_THE DATA:_

┄┄┄┄┄┄┄┄┄┄┄┄┄┄┄┄┄┄┄┄

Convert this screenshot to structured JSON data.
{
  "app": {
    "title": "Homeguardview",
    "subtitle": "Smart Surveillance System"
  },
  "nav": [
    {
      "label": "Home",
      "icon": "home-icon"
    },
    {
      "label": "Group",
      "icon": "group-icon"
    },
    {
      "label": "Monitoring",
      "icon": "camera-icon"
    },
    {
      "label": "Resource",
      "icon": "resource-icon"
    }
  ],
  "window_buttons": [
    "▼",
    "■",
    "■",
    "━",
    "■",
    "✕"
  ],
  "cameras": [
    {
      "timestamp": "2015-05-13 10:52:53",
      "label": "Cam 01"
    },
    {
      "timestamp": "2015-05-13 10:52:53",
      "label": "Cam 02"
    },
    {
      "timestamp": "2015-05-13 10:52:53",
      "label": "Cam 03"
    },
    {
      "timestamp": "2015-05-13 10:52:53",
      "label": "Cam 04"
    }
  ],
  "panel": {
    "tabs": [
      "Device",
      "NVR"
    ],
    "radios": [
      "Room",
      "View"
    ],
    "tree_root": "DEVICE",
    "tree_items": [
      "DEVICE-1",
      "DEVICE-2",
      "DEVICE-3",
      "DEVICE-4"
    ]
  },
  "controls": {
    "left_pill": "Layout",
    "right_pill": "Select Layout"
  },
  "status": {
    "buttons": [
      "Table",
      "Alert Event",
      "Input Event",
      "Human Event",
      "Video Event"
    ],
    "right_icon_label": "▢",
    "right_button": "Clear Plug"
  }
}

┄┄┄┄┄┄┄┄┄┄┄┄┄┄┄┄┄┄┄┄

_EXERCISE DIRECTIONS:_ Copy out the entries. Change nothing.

_RESPONSE TO THIS EXERCISE:_
Convert this screenshot to structured JSON data.
{
  "app": {
    "title": "Homeguardview",
    "subtitle": "Smart Surveillance System"
  },
  "nav": [
    {
      "label": "Home",
      "icon": "home-icon"
    },
    {
      "label": "Group",
      "icon": "group-icon"
    },
    {
      "label": "Monitoring",
      "icon": "camera-icon"
    },
    {
      "label": "Resource",
      "icon": "resource-icon"
    }
  ],
  "window_buttons": [
    "▼",
    "■",
    "■",
    "━",
    "■",
    "✕"
  ],
  "cameras": [
    {
      "timestamp": "2015-05-13 10:52:53",
      "label": "Cam 01"
    },
    {
      "timestamp": "2015-05-13 10:52:53",
      "label": "Cam 02"
    },
    {
      "timestamp": "2015-05-13 10:52:53",
      "label": "Cam 03"
    },
    {
      "timestamp": "2015-05-13 10:52:53",
      "label": "Cam 04"
    }
  ],
  "panel": {
    "tabs": [
      "Device",
      "NVR"
    ],
    "radios": [
      "Room",
      "View"
    ],
    "tree_root": "DEVICE",
    "tree_items": [
      "DEVICE-1",
      "DEVICE-2",
      "DEVICE-3",
      "DEVICE-4"
    ]
  },
  "controls": {
    "left_pill": "Layout",
    "right_pill": "Select Layout"
  },
  "status": {
    "buttons": [
      "Table",
      "Alert Event",
      "Input Event",
      "Human Event",
      "Video Event"
    ],
    "right_icon_label": "▢",
    "right_button": "Clear Plug"
  }
}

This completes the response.